Trends of Colonization and Clinical Cases of Candida Auris in the Chicago Area

Sarah Kemble, MD discusses trends identified from 33 point prevalence surveys that were performed across the Chicago area to identify colonization of Candida auris.

In a presentation at ID Week 2018 in San Francisco, California, Sarah Kemble, MD, medical director of communicable diseases at the Chicago Department of Public Health, presented an Oral Abstract Session about the emergence of Candida auris, an emerging fungal disease presenting a serious health threat in the Chicago region of Illinois.

In an exclusive interview, Dr. Kemble sat down with Contagion® to speak about the presentation and how the Chicago area has experienced increased prevalence of C auris cases, with 24 clinical cases, including 10 bloodstream infections, reported from May 2016 to January 2018 (see video).

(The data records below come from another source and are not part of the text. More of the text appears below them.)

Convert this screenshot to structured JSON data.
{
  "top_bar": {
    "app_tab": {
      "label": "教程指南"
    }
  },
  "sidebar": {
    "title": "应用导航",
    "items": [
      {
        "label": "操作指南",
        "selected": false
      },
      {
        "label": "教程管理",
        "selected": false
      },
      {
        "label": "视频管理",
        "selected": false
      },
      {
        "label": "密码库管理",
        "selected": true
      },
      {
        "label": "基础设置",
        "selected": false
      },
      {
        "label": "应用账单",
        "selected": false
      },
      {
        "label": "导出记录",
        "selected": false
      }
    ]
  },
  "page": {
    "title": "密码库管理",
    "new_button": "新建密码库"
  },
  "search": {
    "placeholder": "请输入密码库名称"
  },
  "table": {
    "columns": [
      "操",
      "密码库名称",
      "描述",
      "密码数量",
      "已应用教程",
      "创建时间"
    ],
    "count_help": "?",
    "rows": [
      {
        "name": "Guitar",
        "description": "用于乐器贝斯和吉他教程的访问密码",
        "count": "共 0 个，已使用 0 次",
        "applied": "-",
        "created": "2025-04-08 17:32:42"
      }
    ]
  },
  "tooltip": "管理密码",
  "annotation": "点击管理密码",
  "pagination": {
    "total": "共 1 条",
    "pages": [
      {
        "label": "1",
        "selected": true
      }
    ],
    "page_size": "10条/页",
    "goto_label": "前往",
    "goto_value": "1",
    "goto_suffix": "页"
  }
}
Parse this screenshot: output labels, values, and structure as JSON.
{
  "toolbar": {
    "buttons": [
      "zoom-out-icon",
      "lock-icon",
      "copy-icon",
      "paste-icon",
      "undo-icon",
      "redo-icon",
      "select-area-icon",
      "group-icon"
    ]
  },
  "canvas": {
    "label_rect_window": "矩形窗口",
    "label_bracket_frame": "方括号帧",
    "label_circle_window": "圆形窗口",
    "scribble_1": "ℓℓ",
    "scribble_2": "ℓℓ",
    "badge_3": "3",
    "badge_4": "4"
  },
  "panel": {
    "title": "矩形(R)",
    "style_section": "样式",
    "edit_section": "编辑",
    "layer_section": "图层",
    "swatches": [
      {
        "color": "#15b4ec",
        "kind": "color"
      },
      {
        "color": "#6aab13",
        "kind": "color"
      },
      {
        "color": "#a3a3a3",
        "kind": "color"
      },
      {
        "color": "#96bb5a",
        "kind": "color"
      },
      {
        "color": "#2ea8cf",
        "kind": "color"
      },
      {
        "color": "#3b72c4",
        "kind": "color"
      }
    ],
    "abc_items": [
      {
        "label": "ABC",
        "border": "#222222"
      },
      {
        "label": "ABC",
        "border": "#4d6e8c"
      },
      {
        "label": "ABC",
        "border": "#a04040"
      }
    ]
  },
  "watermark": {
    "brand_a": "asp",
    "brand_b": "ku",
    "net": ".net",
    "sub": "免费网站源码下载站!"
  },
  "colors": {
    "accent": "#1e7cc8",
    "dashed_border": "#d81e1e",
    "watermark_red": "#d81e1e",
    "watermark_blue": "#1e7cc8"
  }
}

“Candida auris is increasing in certain settings and certain parts of the country,” Dr. Kemble said. “Right now, the areas of the country that are seeing the most Candida auris are the Chicago metropolitan area and parts of New York and New Jersey.”

In response to the first two cases of C auris in the area, state and local health officials launched an investigation into clinical cases and performed point prevalence surveys to identify colonized cases.

According to the abstract, clinical cases had positive C auris cultures obtained for clinical care and colonized cases had positive surveillance cultures during point prevalence surveys.

From August 2016 through January 2018, health workers performed 33-point prevalence surveys across the Chicago area at 20 facilities. Facilities with epidemiological links to cases were prioritized. The surveys were conducted at 5 acute care hospitals, 5 long-term acute care hospitals, 3 high acuity floors of skilled nursing facilities and 7 skilled nursing facilities caring for ventilated patients. Assenting patients were evaluated for colonization through axilla/groin swabs.

A total of 1,364 patients were screened and 92 (6.7%) were found to be colonized with C auris. Ten of the 20 facilities had >1 colonized patients.

Trends in the screening process included a higher proportion of positive screenings between September 2017 and January 2018, with 84 cases in 822 screenings, or 10% when compared to August 2016 to August 2017, with 8 cases in 542 screenings, or 1.5% (z-test P<0.01).

Dr. Kemble and the investigators determined that colonization was highest in the skilled nursing facilities caring for ventilated patients (median: 7.7%; range: 0%—43.3%), compared to acute care hospitals (0%; 0%–6.3%), long-term acute care hospitals (0%; 0%–14.3%), and skilled nursing facilities (0%, 0%–1.5%). Overall the point prevalence surveys in the skilled nursing facilities caring for ventilated patients identified 84 of the 93 (91%) colonized cases.

Additionally, among the 5 skilled nursing facilities caring for ventilated patients with repeat point prevalence surveys, 4 had higher prevalence on repeat screening (median: 26.1%; range: 0%—43.3%) than at baseline (1.2%; 0%–17.0%).

When speaking with Contagion®, Dr. Kemble provided an update on the current burden of C auris in the Chicago region, which has grown since the submission of the abstract.

“The burden in the Chicago area has grown,” Dr. Kemble explained. “In my abstract I talked about a median prevalence in certain types of facilities of about 8%, but since the abstract was submitted, we are now seeing prevalence range in these same long-term care settings anywhere from 20% to 70%.”

The abstract concludes that C auris is rapidly emerging in the Chicago area, and that increasing the prevalence of colonization during repeat point prevalence surveys indicates transmission and amplification in skilled nursing facilities caring for ventilated patients.

State and local health departments provided recommendations for controlling infections. They also issued health alerts and recommended the placement of patients from high-acuity floors in skilled nursing facilities caring for ventilated patients on “transmission-based precautions to prevent further spread.

Dr. Kemble spoke with Contagion® about what health care providers in areas where C auris prevalence is increasing should know about the fungus. (see video).

There’s a need to understand some of the testing issues around C auris, so it’s not easily detectable by standard testing methodologies,” Dr. Kemble stressed. “…There are some lookalike bugs, C haemulonii, and others that if you’re seeing a patient with that organism, you may want to make sure your laboratory is doing appropriate testing to verify it is not C auris.”

Additionally, Dr. Kemble recommends the use of sporicidal cleansers that can diminish the threat of the spread of C auris and for providers to be cognizant of the settings that patients are being admitted from to determine whether or not contact isolation is required.

Disclosures: None